6. Routing Purchased Inventory to the Incorrect Warehouse
The Problem: Ordering the right inventory with enough lead time is great, but if it is delivered to the wrong location, it won’t do you or your e-commerce business much good.
The Solution: When creating a PO, be sure to triple-check the destination address. In addition, take advantage of any and all tracking information provided from your vendor(s) to ensure that they are using the correct information when shipping your order.
If you discover a mistake on your end, sometimes it is possible to correct the error prior to shipment. Once an order is on its way, rerouting is also sometimes an option (although this usually comes at a cost).
If you discover that the vendor has mistyped your address or has swapped your PO’s shipping destination with another on file, reach out to them immediately. If the mistake is truly on their end, you want to give them as much time and opportunity to correct the error as possible to prevent costly delays.
Having a reliable inventory management platform and/or WMS can help alleviate a lot of the potential address-related issues from your end. They can also help you track POs and inventory movement, which can help you get in front of errors before they can no longer be corrected.
7. Receiving Incorrect or Incomplete Orders
The Problem: Even if you do everything perfectly on your end—you order the optimal quantities to arrive at the right place and at the right time—an order may arrive incomplete or entirely incorrect. This is one of the worst types of purchasing headaches; you are left without the stock you need and you have the additional burden of rectifying the vendor’s error.
The Solution: Unfortunately, this is commonly a problem that must be dealt with reactively rather than proactively. That said, there are structures you can put in place to minimize the disruption that PO errors can cause.
The first step is recognizing that there is an error in the first place. A dedicated protocol for receiving, scanning, and documenting incoming inventory is vital. For instance, Sellercloud’s omnichannel WMS, Skustack, allows users to scan purchase orders and received items to streamline the receipt of inventory orders and compare the stock that was ordered to what was actually delivered. Without these checks in place, it can be easy to overlook vendor order mishaps and pass the issues further down the line into other aspects of your inventory workflows.

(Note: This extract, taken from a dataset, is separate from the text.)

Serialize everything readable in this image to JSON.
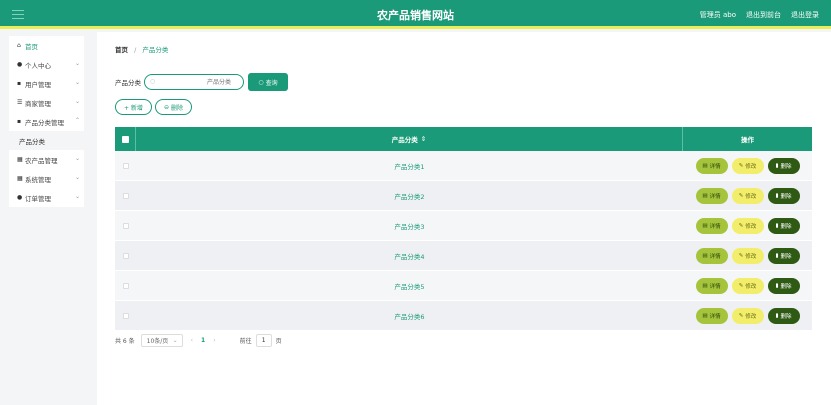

When an error is identified, vendors should be notified immediately so that they can be held accountable for rectifying the issue. Some vendors will seek to remedy the issue quickly and without added cost to you, others may be a bit more of a challenge to deal with. Pay attention to the type of response you receive; it may be an indicator that seeking alternative vendors may be a priority (particularly if order accuracy errors become a recurring problem).
The final consideration when dealing with an unfulfilled PO is how you will get the inventory you need to keep your e-commerce operation running smoothly. If you rely on a single vendor for particular items, supplies, and/or materials, this can leave you without any other option but to wait for a replacement order to arrive. Alternatively, stopgap orders from other vendors may allow you to bridge the gap until the PO issues are rectified. Neither of these options are ideal, but purchasing headaches rarely are.
To see how Sellercloud can help ease the stresses of accurate and timely purchasing, contact us directly for a free demo. Our omnichannel growth platform and family of supporting tools and systems can improve the efficiency of your e-commerce business and help take it to the next level.